4. The referral to the Enlarged Board of Appeal of the question of law formulated by the appellant is not justified. Apparently, the appellant sees a conflict between the statement that the approval of the text notified under Rule 51(4) EPC is not binding and the further statement that the filing of a divisional application is no longer possible after approval. An inconsistency could be argued to exist if the applicant had the right to have the communication under Rule 51(4) EPC repeated at his discretion. This would require a further approval and open another possibility to file a divisional application with the consequence that the restriction in Rule 25(1) EPC would be meaningless. The opportunity to file amendments after approval of the text does, however, not imply the right to have a further communication under Rule 51(4) EPC. As this Board has explained in J 29/95 (OJ EPO, 1996, 489, Reasons 3), the filing of amendments after the communication under Rule 51(4) EPC does not prevent the Examining Division from establishing the applicant's approval, taking account of the requested amendments under Rule 51(6) EPC. In this situation, a further communication under Rule 51(4) EPC does not issue and the inconsistency alleged by the appellant does not exist.
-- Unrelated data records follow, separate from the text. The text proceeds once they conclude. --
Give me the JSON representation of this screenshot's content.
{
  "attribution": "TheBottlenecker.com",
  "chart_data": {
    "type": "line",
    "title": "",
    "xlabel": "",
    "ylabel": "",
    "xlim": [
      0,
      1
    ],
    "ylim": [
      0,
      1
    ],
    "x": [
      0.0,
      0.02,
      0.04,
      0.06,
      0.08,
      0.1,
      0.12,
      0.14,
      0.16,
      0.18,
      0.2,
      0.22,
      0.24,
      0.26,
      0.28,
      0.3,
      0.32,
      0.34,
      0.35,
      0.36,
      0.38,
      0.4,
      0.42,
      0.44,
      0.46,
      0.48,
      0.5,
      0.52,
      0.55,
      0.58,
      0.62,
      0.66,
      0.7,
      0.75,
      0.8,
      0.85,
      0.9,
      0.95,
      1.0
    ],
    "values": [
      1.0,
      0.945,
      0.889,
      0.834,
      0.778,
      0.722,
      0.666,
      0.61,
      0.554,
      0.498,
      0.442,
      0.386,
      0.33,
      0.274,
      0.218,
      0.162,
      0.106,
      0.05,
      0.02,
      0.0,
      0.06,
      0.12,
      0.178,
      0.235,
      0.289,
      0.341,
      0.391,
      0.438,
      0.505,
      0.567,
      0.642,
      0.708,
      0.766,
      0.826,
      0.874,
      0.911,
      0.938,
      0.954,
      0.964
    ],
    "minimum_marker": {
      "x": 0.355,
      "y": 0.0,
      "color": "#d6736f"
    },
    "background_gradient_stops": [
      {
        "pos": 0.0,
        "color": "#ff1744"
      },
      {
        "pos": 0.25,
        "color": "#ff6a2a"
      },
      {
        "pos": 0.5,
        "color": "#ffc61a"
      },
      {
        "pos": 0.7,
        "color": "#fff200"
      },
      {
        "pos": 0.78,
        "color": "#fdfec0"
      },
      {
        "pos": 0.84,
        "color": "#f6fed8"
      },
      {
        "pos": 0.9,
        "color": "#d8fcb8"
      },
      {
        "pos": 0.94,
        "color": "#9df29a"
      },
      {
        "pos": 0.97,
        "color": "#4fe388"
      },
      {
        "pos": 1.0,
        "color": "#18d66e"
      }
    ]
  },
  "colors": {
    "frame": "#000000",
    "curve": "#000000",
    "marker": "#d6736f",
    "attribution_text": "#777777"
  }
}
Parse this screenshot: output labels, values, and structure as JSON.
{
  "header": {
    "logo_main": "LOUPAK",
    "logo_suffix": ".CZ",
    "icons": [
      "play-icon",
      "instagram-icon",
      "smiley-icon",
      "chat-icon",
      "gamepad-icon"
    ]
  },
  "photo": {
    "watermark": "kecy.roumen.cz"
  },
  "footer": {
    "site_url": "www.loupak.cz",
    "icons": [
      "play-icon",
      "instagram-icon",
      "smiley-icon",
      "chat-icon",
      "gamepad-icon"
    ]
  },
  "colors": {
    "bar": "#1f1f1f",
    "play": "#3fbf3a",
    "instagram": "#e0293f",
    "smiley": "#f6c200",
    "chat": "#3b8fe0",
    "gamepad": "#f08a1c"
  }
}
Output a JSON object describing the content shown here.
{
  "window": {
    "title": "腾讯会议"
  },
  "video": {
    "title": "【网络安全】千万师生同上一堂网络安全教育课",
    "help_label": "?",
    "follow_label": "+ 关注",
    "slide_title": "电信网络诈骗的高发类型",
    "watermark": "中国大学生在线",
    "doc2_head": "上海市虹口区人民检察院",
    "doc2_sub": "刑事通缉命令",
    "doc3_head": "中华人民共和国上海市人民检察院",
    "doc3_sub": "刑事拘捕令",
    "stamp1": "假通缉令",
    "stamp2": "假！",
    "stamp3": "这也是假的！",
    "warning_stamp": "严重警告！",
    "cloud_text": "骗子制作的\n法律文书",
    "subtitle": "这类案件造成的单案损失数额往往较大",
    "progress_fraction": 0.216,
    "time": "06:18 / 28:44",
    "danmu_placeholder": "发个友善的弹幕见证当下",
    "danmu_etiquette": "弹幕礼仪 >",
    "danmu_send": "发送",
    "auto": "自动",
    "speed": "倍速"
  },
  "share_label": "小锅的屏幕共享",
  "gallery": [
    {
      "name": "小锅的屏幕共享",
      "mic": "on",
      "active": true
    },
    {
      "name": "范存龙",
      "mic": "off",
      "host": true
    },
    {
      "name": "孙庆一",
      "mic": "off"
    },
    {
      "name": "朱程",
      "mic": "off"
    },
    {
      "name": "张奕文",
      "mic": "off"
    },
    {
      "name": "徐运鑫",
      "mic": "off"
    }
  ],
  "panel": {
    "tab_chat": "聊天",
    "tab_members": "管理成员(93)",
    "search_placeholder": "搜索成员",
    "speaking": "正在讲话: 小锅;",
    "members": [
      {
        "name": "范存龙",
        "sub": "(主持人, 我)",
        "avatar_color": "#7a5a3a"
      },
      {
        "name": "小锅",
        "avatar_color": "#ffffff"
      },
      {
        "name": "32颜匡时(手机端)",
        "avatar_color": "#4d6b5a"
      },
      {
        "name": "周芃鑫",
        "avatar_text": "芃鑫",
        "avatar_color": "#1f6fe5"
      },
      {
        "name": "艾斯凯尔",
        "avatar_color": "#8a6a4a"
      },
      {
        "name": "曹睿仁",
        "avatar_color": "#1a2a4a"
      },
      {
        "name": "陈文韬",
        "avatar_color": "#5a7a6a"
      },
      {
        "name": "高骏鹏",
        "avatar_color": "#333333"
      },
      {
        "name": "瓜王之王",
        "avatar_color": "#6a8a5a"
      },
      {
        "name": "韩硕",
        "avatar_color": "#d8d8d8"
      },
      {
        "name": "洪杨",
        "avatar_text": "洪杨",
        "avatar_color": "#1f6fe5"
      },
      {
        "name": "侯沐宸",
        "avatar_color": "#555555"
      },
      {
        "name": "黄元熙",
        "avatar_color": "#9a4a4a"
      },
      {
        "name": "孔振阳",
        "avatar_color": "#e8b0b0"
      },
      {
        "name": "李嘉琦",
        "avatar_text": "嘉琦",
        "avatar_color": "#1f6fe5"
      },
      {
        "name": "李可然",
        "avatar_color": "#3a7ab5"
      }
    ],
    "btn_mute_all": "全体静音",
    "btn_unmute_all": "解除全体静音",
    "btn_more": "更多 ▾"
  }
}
For these reasons it is decided that:
1. The request for referral of a question to the Enlarged Board of Appeal is refused.
2. The appeal is dismissed.